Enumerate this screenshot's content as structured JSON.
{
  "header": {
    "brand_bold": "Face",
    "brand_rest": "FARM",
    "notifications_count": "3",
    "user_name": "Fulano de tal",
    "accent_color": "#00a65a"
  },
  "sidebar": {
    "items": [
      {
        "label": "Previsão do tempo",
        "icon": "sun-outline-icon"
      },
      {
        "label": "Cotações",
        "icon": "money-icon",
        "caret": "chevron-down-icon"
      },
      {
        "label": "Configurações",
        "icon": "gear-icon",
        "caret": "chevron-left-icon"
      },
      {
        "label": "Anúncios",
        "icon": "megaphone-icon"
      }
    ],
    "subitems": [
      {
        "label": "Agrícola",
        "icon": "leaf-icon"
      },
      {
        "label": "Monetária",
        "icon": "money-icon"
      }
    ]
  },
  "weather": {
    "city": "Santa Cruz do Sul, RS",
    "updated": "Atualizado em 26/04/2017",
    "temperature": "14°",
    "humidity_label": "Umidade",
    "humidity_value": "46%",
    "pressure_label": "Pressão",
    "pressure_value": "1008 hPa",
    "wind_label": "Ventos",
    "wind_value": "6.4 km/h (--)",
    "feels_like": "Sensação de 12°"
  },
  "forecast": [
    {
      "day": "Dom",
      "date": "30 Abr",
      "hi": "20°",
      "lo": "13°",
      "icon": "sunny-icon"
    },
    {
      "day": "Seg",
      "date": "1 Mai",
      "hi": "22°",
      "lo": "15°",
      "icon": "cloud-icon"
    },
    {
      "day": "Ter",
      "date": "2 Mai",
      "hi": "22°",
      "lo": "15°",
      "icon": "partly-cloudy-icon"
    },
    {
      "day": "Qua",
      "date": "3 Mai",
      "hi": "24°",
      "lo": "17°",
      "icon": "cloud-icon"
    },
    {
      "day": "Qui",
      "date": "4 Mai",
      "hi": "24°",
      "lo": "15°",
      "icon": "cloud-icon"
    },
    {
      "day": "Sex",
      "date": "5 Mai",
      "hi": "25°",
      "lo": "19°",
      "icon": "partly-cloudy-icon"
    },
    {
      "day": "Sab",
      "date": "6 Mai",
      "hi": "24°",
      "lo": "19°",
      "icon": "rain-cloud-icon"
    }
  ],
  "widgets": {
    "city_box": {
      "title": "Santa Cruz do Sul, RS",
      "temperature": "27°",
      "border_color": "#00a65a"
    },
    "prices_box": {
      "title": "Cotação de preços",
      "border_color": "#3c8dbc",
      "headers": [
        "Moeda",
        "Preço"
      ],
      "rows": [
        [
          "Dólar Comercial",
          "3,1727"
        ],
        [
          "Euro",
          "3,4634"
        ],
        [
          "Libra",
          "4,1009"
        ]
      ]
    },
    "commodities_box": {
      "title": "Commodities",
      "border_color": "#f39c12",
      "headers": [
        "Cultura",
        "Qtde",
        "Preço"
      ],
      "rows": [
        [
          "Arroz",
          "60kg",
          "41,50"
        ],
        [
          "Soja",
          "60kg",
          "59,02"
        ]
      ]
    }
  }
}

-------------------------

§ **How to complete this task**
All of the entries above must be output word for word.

§ **Solution for this exercise**
Enumerate this screenshot's content as structured JSON.
{
  "header": {
    "brand_bold": "Face",
    "brand_rest": "FARM",
    "notifications_count": "3",
    "user_name": "Fulano de tal",
    "accent_color": "#00a65a"
  },
  "sidebar": {
    "items": [
      {
        "label": "Previsão do tempo",
        "icon": "sun-outline-icon"
      },
      {
        "label": "Cotações",
        "icon": "money-icon",
        "caret": "chevron-down-icon"
      },
      {
        "label": "Configurações",
        "icon": "gear-icon",
        "caret": "chevron-left-icon"
      },
      {
        "label": "Anúncios",
        "icon": "megaphone-icon"
      }
    ],
    "subitems": [
      {
        "label": "Agrícola",
        "icon": "leaf-icon"
      },
      {
        "label": "Monetária",
        "icon": "money-icon"
      }
    ]
  },
  "weather": {
    "city": "Santa Cruz do Sul, RS",
    "updated": "Atualizado em 26/04/2017",
    "temperature": "14°",
    "humidity_label": "Umidade",
    "humidity_value": "46%",
    "pressure_label": "Pressão",
    "pressure_value": "1008 hPa",
    "wind_label": "Ventos",
    "wind_value": "6.4 km/h (--)",
    "feels_like": "Sensação de 12°"
  },
  "forecast": [
    {
      "day": "Dom",
      "date": "30 Abr",
      "hi": "20°",
      "lo": "13°",
      "icon": "sunny-icon"
    },
    {
      "day": "Seg",
      "date": "1 Mai",
      "hi": "22°",
      "lo": "15°",
      "icon": "cloud-icon"
    },
    {
      "day": "Ter",
      "date": "2 Mai",
      "hi": "22°",
      "lo": "15°",
      "icon": "partly-cloudy-icon"
    },
    {
      "day": "Qua",
      "date": "3 Mai",
      "hi": "24°",
      "lo": "17°",
      "icon": "cloud-icon"
    },
    {
      "day": "Qui",
      "date": "4 Mai",
      "hi": "24°",
      "lo": "15°",
      "icon": "cloud-icon"
    },
    {
      "day": "Sex",
      "date": "5 Mai",
      "hi": "25°",
      "lo": "19°",
      "icon": "partly-cloudy-icon"
    },
    {
      "day": "Sab",
      "date": "6 Mai",
      "hi": "24°",
      "lo": "19°",
      "icon": "rain-cloud-icon"
    }
  ],
  "widgets": {
    "city_box": {
      "title": "Santa Cruz do Sul, RS",
      "temperature": "27°",
      "border_color": "#00a65a"
    },
    "prices_box": {
      "title": "Cotação de preços",
      "border_color": "#3c8dbc",
      "headers": [
        "Moeda",
        "Preço"
      ],
      "rows": [
        [
          "Dólar Comercial",
          "3,1727"
        ],
        [
          "Euro",
          "3,4634"
        ],
        [
          "Libra",
          "4,1009"
        ]
      ]
    },
    "commodities_box": {
      "title": "Commodities",
      "border_color": "#f39c12",
      "headers": [
        "Cultura",
        "Qtde",
        "Preço"
      ],
      "rows": [
        [
          "Arroz",
          "60kg",
          "41,50"
        ],
        [
          "Soja",
          "60kg",
          "59,02"
        ]
      ]
    }
  }
}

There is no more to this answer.